* DESCRIPTION OF THE TASK *
Please return every line of the records that contains the word "JSON".

─── INFORMATION PROVIDED ───

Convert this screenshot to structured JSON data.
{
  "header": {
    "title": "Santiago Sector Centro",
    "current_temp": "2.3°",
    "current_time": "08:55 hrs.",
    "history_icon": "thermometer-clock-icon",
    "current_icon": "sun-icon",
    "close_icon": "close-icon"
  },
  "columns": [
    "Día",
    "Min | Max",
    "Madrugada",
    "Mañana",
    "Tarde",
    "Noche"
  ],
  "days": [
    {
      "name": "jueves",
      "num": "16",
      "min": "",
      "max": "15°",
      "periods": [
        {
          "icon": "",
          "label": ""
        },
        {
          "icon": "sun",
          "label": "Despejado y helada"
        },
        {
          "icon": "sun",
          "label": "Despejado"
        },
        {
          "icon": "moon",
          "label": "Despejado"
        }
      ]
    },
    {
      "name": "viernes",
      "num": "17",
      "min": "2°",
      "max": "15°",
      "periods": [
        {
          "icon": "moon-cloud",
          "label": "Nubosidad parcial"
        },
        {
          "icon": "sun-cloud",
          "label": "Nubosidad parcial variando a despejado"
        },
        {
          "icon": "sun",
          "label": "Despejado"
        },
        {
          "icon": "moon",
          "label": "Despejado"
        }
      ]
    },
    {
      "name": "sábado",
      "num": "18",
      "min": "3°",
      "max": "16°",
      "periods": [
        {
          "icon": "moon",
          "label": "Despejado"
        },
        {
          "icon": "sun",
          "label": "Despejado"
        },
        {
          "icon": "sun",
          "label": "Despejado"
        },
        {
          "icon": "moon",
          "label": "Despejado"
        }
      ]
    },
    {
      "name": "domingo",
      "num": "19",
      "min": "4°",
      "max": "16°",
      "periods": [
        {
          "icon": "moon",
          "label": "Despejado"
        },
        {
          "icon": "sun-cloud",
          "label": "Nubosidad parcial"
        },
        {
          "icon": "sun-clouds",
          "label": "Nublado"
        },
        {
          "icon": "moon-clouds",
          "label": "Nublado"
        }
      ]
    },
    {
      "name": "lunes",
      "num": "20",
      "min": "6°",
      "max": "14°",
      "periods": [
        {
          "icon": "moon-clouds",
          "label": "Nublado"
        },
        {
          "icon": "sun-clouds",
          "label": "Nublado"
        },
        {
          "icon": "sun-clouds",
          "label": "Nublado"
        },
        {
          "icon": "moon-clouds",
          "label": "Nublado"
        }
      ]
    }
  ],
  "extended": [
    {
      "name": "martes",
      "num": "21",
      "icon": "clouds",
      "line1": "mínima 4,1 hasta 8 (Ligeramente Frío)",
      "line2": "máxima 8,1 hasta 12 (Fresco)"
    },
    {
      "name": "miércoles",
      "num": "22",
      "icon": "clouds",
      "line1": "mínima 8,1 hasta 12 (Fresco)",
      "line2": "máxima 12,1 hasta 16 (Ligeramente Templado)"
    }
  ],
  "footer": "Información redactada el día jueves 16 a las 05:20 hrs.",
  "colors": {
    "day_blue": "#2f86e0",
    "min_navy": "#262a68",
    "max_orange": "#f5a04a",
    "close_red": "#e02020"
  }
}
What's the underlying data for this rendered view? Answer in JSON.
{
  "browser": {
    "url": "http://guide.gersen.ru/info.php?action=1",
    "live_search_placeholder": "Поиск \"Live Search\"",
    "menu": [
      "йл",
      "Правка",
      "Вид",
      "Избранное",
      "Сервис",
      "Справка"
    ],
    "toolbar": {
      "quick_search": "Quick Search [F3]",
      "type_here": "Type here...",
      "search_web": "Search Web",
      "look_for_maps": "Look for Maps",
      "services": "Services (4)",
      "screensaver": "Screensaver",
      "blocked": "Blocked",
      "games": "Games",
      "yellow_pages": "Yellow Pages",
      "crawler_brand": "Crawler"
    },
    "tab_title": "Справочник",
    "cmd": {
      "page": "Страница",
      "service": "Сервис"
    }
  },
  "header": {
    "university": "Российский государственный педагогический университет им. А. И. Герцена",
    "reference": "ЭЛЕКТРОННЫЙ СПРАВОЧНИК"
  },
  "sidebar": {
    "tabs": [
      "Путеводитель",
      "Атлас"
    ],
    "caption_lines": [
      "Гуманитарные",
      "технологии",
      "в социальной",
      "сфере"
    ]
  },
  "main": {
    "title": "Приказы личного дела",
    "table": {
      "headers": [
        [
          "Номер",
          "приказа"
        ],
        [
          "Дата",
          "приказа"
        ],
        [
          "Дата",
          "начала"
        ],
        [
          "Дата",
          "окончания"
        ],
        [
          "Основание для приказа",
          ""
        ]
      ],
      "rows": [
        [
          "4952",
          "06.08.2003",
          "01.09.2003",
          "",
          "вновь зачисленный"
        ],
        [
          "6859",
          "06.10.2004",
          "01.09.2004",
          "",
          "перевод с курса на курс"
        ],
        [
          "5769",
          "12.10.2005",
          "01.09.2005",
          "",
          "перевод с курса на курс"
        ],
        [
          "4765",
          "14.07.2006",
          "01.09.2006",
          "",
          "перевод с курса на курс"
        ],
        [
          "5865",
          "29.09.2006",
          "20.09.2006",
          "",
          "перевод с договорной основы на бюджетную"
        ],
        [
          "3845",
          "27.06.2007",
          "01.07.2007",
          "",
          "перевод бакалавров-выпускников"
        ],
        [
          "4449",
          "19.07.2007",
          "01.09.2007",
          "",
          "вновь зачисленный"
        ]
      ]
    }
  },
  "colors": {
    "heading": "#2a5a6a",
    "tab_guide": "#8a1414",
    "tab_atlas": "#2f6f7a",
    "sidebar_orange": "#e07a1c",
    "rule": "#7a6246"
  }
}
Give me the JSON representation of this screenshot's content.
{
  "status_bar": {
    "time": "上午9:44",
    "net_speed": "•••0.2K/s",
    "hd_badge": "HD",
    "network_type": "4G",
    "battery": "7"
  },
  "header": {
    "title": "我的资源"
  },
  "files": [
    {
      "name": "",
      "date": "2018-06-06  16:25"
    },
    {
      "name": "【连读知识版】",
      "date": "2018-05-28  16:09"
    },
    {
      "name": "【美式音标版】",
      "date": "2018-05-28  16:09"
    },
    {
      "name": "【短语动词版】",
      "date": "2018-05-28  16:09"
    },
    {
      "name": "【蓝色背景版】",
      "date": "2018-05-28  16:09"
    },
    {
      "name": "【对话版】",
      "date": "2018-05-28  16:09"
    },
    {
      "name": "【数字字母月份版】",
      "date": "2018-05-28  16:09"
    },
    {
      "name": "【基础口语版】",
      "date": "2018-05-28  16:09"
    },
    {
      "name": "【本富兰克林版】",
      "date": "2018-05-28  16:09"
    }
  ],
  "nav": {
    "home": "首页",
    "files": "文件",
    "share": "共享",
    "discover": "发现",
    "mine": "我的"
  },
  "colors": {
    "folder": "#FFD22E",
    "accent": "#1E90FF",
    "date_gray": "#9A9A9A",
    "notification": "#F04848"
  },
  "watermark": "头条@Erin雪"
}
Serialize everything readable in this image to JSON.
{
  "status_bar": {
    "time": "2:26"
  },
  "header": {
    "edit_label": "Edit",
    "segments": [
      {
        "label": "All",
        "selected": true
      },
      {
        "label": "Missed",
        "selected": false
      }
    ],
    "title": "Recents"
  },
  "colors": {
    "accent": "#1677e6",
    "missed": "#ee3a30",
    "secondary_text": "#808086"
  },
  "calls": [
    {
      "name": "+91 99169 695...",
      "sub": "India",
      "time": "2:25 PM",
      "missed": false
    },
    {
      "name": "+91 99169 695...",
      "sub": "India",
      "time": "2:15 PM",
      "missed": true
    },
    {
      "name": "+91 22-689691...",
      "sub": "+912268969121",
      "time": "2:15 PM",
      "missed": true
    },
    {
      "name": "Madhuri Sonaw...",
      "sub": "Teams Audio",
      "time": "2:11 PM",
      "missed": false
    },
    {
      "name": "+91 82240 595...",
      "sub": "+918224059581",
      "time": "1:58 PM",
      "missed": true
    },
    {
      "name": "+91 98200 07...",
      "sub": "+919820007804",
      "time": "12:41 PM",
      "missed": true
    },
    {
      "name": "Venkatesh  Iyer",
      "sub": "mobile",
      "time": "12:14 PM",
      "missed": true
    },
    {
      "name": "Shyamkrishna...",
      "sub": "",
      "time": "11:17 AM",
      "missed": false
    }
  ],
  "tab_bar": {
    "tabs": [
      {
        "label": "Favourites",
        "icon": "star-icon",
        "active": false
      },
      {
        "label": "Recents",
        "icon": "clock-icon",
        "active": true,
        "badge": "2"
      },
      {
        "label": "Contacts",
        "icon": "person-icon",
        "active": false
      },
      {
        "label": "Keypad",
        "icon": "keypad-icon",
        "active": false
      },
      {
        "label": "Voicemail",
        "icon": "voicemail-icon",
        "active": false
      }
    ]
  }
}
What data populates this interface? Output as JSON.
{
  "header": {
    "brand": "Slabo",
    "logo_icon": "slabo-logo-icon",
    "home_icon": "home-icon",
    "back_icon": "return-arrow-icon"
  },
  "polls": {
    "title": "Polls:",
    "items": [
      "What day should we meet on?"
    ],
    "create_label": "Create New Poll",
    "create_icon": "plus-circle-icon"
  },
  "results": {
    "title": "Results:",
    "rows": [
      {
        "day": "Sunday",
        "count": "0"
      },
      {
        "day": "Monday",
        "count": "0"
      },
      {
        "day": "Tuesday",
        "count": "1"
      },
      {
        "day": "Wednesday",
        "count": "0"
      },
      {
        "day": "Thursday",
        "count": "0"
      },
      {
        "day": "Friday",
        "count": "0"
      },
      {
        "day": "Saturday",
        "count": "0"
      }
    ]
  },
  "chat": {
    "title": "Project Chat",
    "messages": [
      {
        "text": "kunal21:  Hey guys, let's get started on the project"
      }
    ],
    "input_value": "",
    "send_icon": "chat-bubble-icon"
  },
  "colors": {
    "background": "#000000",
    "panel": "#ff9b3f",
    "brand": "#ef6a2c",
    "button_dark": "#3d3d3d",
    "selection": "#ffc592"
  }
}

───

* ANSWER FOR THIS EXERCISE *
Convert this screenshot to structured JSON data.
What's the underlying data for this rendered view? Answer in JSON.
Give me the JSON representation of this screenshot's content.
Serialize everything readable in this image to JSON.
What data populates this interface? Output as JSON.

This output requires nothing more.